The Medical Training Survey (MTS) opens in August 2021 and gives trainees a voice about their experience of medical training.
MTS data from past years is already being used across the health sector to drive improvements in medical training.
Most MTS questions are repeated in 2021, because comparisons are important. Format and layout are refined and streamlined each year to make the MTS is quicker and easier to do.
The MTS is a longitudinal study that tracks the quality of medical training. Stringent privacy controls make it safe and confidential for trainees to take part. The MTS is run by the Medical Board of Australia.
Again this year, the MTS is asking trainees about the impact of COVID-19 on their training.
“We’re keen to make sure we don’t miss important data about the impacts of COVID-19 on training if they are out there,’ said Chair of the Medical Board of Australia, Dr Anne Tonkin.
Dr Tonkin urged trainees to participate in the 2021 MTS and shape the future of medical training.
“Trainee feedback is already being used to improve medical training, you can read how in the case studies available on the MTS website,’ Dr Tonkin said.
Dr Tonkin thanked all the doctors in training, specialist medical colleges, postgraduate medical councils, the Australian Medical Association, the Australian Medical Council, the Australian Indigenous Doctors’ Association, Doctors’ Health Services and employers who have helped revise the questions for 2021.

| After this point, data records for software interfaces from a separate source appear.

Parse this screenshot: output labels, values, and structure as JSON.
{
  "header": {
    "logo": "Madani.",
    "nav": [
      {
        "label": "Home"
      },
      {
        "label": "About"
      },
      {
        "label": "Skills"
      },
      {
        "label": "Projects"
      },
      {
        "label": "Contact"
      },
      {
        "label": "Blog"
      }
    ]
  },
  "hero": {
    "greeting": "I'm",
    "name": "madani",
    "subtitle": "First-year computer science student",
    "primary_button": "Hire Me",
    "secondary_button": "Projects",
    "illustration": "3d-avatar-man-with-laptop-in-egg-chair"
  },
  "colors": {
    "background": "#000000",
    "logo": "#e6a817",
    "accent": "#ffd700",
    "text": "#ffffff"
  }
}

Results from past surveys are available online at www.MedicalTrainingSurvey.gov.au. Results are detailed in reports by specialty and geography, or accessible via the online data-dashboard that enables users to create their own tailored reports.
Headline results from 2020 indicated there’s a lot going well in medical training in Australia, but there is work to be done to improve the culture of healthcare.
The MTS is designed to promote quality improvement and is supported by trainees and a wide range of health sector stakeholders.
All doctors in training in Australia can do the survey. This includes interns, hospital medical officers, resident medical officers, non-accredited trainees, postgraduate trainees, principal house officers, registrars, specialist trainees and international medical graduates (with provisional or limited registration). Career medical officers who intend to undertake further postgraduate training in medicine can also participate.
There are five versions of the survey, tailored to different groups of trainees; interns, prevocational and unaccredited trainees, international medical graduates (with provisional or limited registration), specialist GP trainees and specialist non-GP trainees.